Web page and app entries:
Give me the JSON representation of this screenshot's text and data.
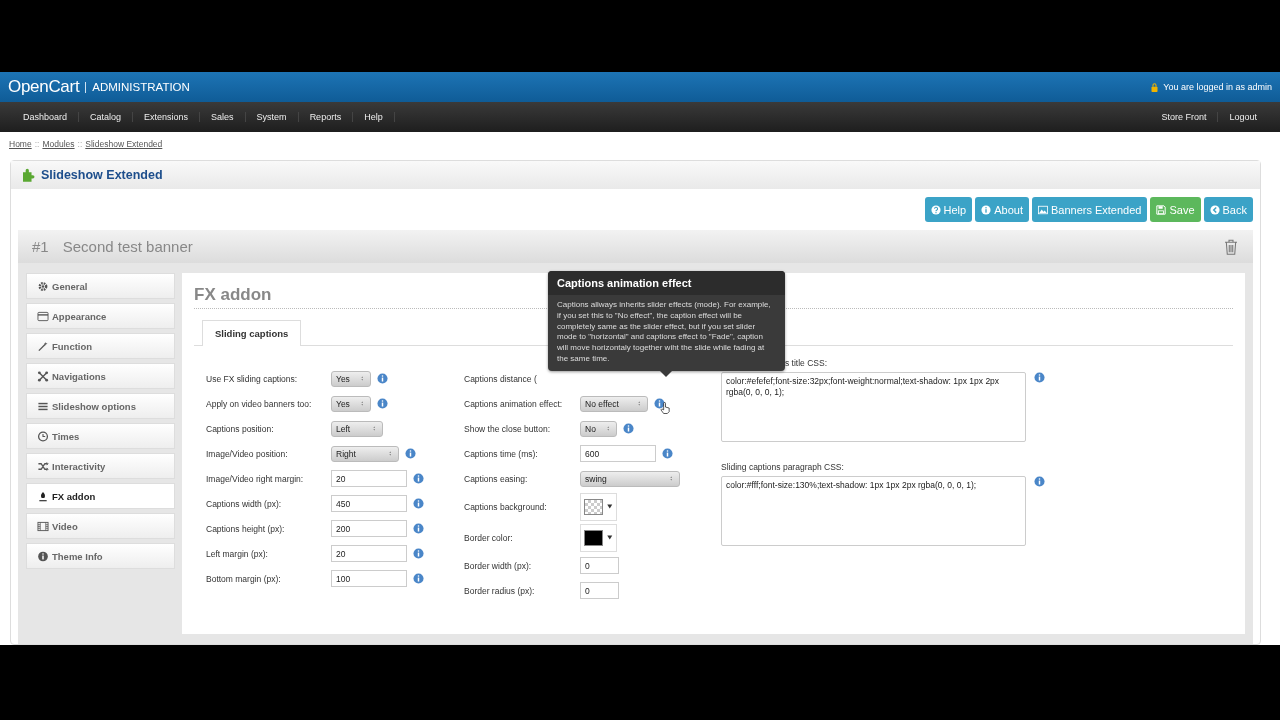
{
  "header": {
    "brand": "OpenCart",
    "section": "ADMINISTRATION",
    "login_text": "You are logged in as admin"
  },
  "menu": {
    "items": [
      "Dashboard",
      "Catalog",
      "Extensions",
      "Sales",
      "System",
      "Reports",
      "Help"
    ],
    "right_items": [
      "Store Front",
      "Logout"
    ]
  },
  "breadcrumb": [
    "Home",
    "Modules",
    "Slideshow Extended"
  ],
  "breadcrumb_separator": "::",
  "heading": {
    "title": "Slideshow Extended"
  },
  "buttons": [
    {
      "label": "Help",
      "kind": "info"
    },
    {
      "label": "About",
      "kind": "info"
    },
    {
      "label": "Banners Extended",
      "kind": "info"
    },
    {
      "label": "Save",
      "kind": "success"
    },
    {
      "label": "Back",
      "kind": "info"
    }
  ],
  "banner": {
    "number": "#1",
    "title": "Second test banner"
  },
  "sidebar": {
    "items": [
      {
        "label": "General",
        "selected": false
      },
      {
        "label": "Appearance",
        "selected": false
      },
      {
        "label": "Function",
        "selected": false
      },
      {
        "label": "Navigations",
        "selected": false
      },
      {
        "label": "Slideshow options",
        "selected": false
      },
      {
        "label": "Times",
        "selected": false
      },
      {
        "label": "Interactivity",
        "selected": false
      },
      {
        "label": "FX addon",
        "selected": true
      },
      {
        "label": "Video",
        "selected": false
      },
      {
        "label": "Theme Info",
        "selected": false
      }
    ]
  },
  "panel": {
    "title": "FX addon",
    "tabs": [
      {
        "label": "Sliding captions",
        "selected": true
      }
    ],
    "left_fields": [
      {
        "label": "Use FX sliding captions:",
        "kind": "select",
        "value": "Yes",
        "info": true
      },
      {
        "label": "Apply on video banners too:",
        "kind": "select",
        "value": "Yes",
        "info": true
      },
      {
        "label": "Captions position:",
        "kind": "select",
        "value": "Left",
        "info": false
      },
      {
        "label": "Image/Video position:",
        "kind": "select",
        "value": "Right",
        "info": true
      },
      {
        "label": "Image/Video right margin:",
        "kind": "text",
        "value": "20",
        "info": true
      },
      {
        "label": "Captions width (px):",
        "kind": "text",
        "value": "450",
        "info": true
      },
      {
        "label": "Captions height (px):",
        "kind": "text",
        "value": "200",
        "info": true
      },
      {
        "label": "Left margin (px):",
        "kind": "text",
        "value": "20",
        "info": true
      },
      {
        "label": "Bottom margin (px):",
        "kind": "text",
        "value": "100",
        "info": true
      }
    ],
    "middle_fields": [
      {
        "label": "Captions distance (",
        "kind": "hidden",
        "info": false
      },
      {
        "label": "Captions animation effect:",
        "kind": "select",
        "value": "No effect",
        "info": true
      },
      {
        "label": "Show the close button:",
        "kind": "select",
        "value": "No",
        "info": true
      },
      {
        "label": "Captions time (ms):",
        "kind": "text",
        "value": "600",
        "info": true
      },
      {
        "label": "Captions easing:",
        "kind": "wideselect",
        "value": "swing",
        "info": false
      },
      {
        "label": "Captions background:",
        "kind": "color",
        "transparent": true,
        "info": false
      },
      {
        "label": "Border color:",
        "kind": "color",
        "transparent": false,
        "color": "#000000",
        "info": false
      },
      {
        "label": "Border width (px):",
        "kind": "small",
        "value": "0",
        "info": false
      },
      {
        "label": "Border radius (px):",
        "kind": "small",
        "value": "0",
        "info": false
      }
    ],
    "css_fields": [
      {
        "label": "s title CSS:",
        "label_covered": true,
        "value": "color:#efefef;font-size:32px;font-weight:normal;text-shadow: 1px 1px 2px rgba(0, 0, 0, 1);"
      },
      {
        "label": "Sliding captions paragraph CSS:",
        "label_covered": false,
        "value": "color:#fff;font-size:130%;text-shadow: 1px 1px 2px rgba(0, 0, 0, 1);"
      }
    ],
    "tooltip": {
      "title": "Captions animation effect",
      "text": "Captions allways inherits slider effects (mode). For example, if you set this to \"No effect\", the caption effect will be completely same as the slider effect, but if you set slider mode to \"horizontal\" and captions effect to \"Fade\", caption will move horizontaly together wiht the slide while fading at the same time."
    }
  }
}
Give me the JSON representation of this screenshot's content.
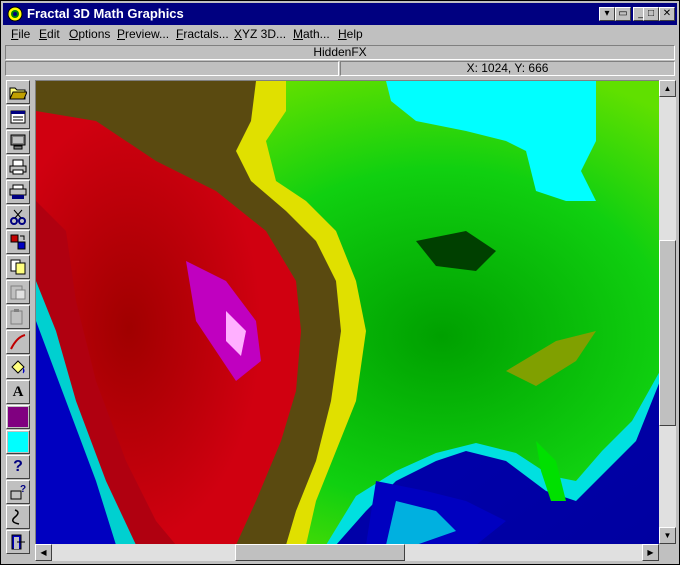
{
  "window": {
    "title": "Fractal 3D Math Graphics",
    "controls": {
      "help": "▾",
      "restore": "▭",
      "minimize": "_",
      "maximize": "□",
      "close": "✕"
    }
  },
  "menu": [
    {
      "label": "File",
      "u": "F",
      "rest": "ile"
    },
    {
      "label": "Edit",
      "u": "E",
      "rest": "dit"
    },
    {
      "label": "Options",
      "u": "O",
      "rest": "ptions"
    },
    {
      "label": "Preview...",
      "u": "P",
      "rest": "review..."
    },
    {
      "label": "Fractals...",
      "u": "F",
      "rest": "ractals..."
    },
    {
      "label": "XYZ 3D...",
      "u": "X",
      "rest": "YZ 3D..."
    },
    {
      "label": "Math...",
      "u": "M",
      "rest": "ath..."
    },
    {
      "label": "Help",
      "u": "H",
      "rest": "elp"
    }
  ],
  "status": {
    "filename": "HiddenFX",
    "coords": "X: 1024, Y: 666"
  },
  "tools": [
    {
      "name": "open-folder-icon"
    },
    {
      "name": "image-window-icon"
    },
    {
      "name": "monitor-icon"
    },
    {
      "name": "printer-icon"
    },
    {
      "name": "printer-setup-icon"
    },
    {
      "name": "cut-icon"
    },
    {
      "name": "palette-transfer-icon"
    },
    {
      "name": "copy-icon"
    },
    {
      "name": "paste-icon"
    },
    {
      "name": "paste-special-icon"
    },
    {
      "name": "draw-line-icon"
    },
    {
      "name": "paint-bucket-icon"
    },
    {
      "name": "text-icon",
      "glyph": "A"
    },
    {
      "name": "primary-color-swatch",
      "color": "#800080"
    },
    {
      "name": "secondary-color-swatch",
      "color": "#00ffff"
    },
    {
      "name": "help-icon",
      "glyph": "?"
    },
    {
      "name": "help-index-icon"
    },
    {
      "name": "script-icon"
    },
    {
      "name": "exit-icon"
    }
  ],
  "colors": {
    "titlebar": "#000080",
    "ocean_deep": "#0000c0",
    "ocean_shelf": "#00ffff",
    "lowland": "#00c000",
    "plain": "#ffff00",
    "highland": "#5a4a00",
    "mountain": "#c00000",
    "peak": "#c000c0"
  }
}
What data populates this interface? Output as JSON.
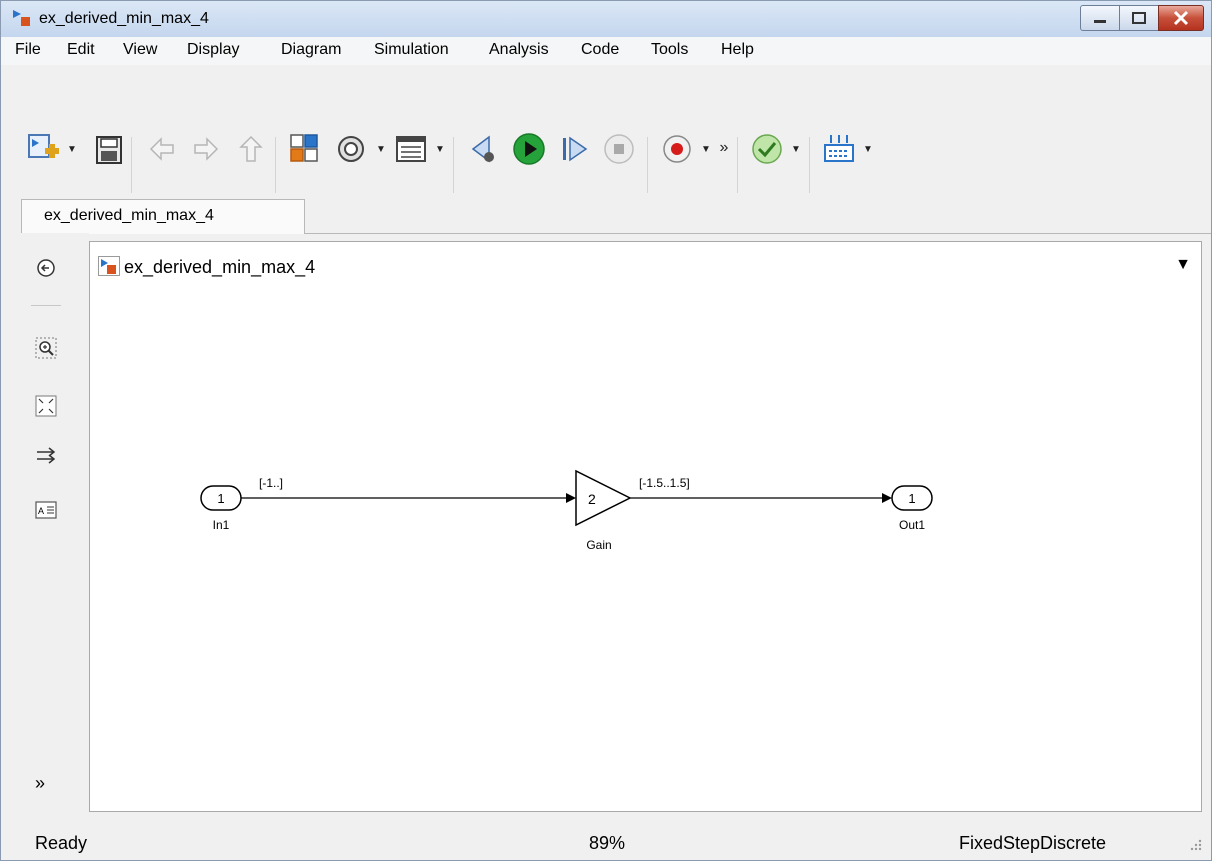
{
  "window": {
    "title": "ex_derived_min_max_4",
    "controls": [
      "minimize",
      "maximize",
      "close"
    ]
  },
  "menu": {
    "items": [
      "File",
      "Edit",
      "View",
      "Display",
      "Diagram",
      "Simulation",
      "Analysis",
      "Code",
      "Tools",
      "Help"
    ]
  },
  "toolbar": {
    "overflow_label": "»",
    "buttons": [
      "new-model-icon",
      "save-icon",
      "back-icon",
      "forward-icon",
      "up-icon",
      "library-browser-icon",
      "model-config-icon",
      "model-explorer-icon",
      "step-back-icon",
      "run-icon",
      "step-forward-icon",
      "stop-icon",
      "record-icon",
      "check-icon",
      "model-advisor-icon"
    ]
  },
  "tab": {
    "label": "ex_derived_min_max_4"
  },
  "address": {
    "path": "ex_derived_min_max_4"
  },
  "palette": {
    "expand_label": "»"
  },
  "diagram": {
    "inport": {
      "number": "1",
      "name": "In1",
      "signal_range": "[-1..]"
    },
    "gain": {
      "value": "2",
      "name": "Gain",
      "signal_range": "[-1.5..1.5]"
    },
    "outport": {
      "number": "1",
      "name": "Out1"
    }
  },
  "status": {
    "state": "Ready",
    "zoom": "89%",
    "solver": "FixedStepDiscrete"
  },
  "colors": {
    "accent_blue": "#2a74c9",
    "run_green": "#25a23a",
    "record_red": "#d61b1b"
  }
}
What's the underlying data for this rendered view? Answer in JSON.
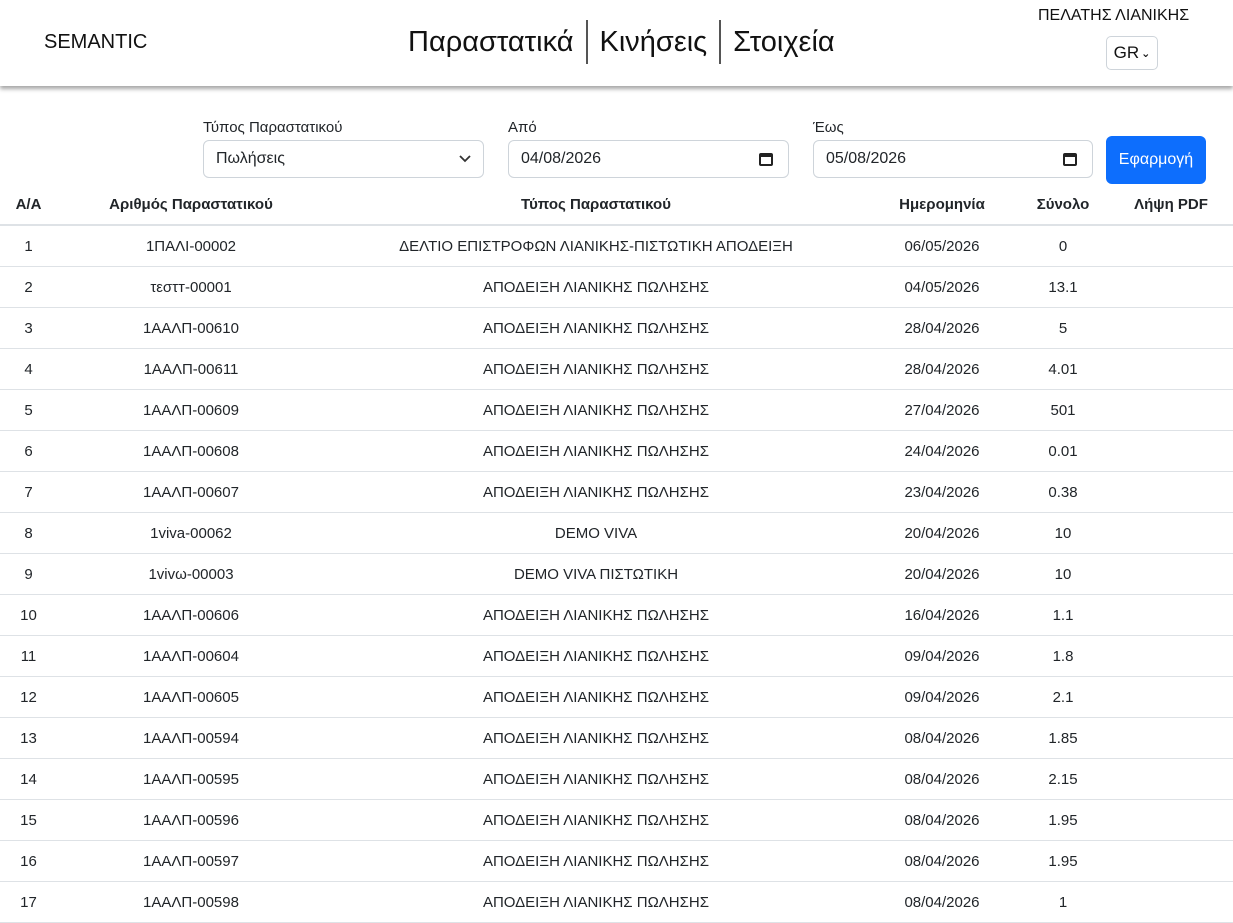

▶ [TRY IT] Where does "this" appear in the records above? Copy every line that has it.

▶ [OUTPUT OF THE EXERCISE]
Give me the JSON representation of this screenshot's text and data.
      "text": "Captions allways inherits slider effects (mode). For example, if you set this to \"No effect\", the caption effect will be completely same as the slider effect, but if you set slider mode to \"horizontal\" and captions effect to \"Fade\", caption will move horizontaly together wiht the slide while fading at the same time."
Give me the JSON representation of this screenshot's content.
What data populates this interface? Output as JSON.
What's the underlying data for this rendered view? Answer in JSON.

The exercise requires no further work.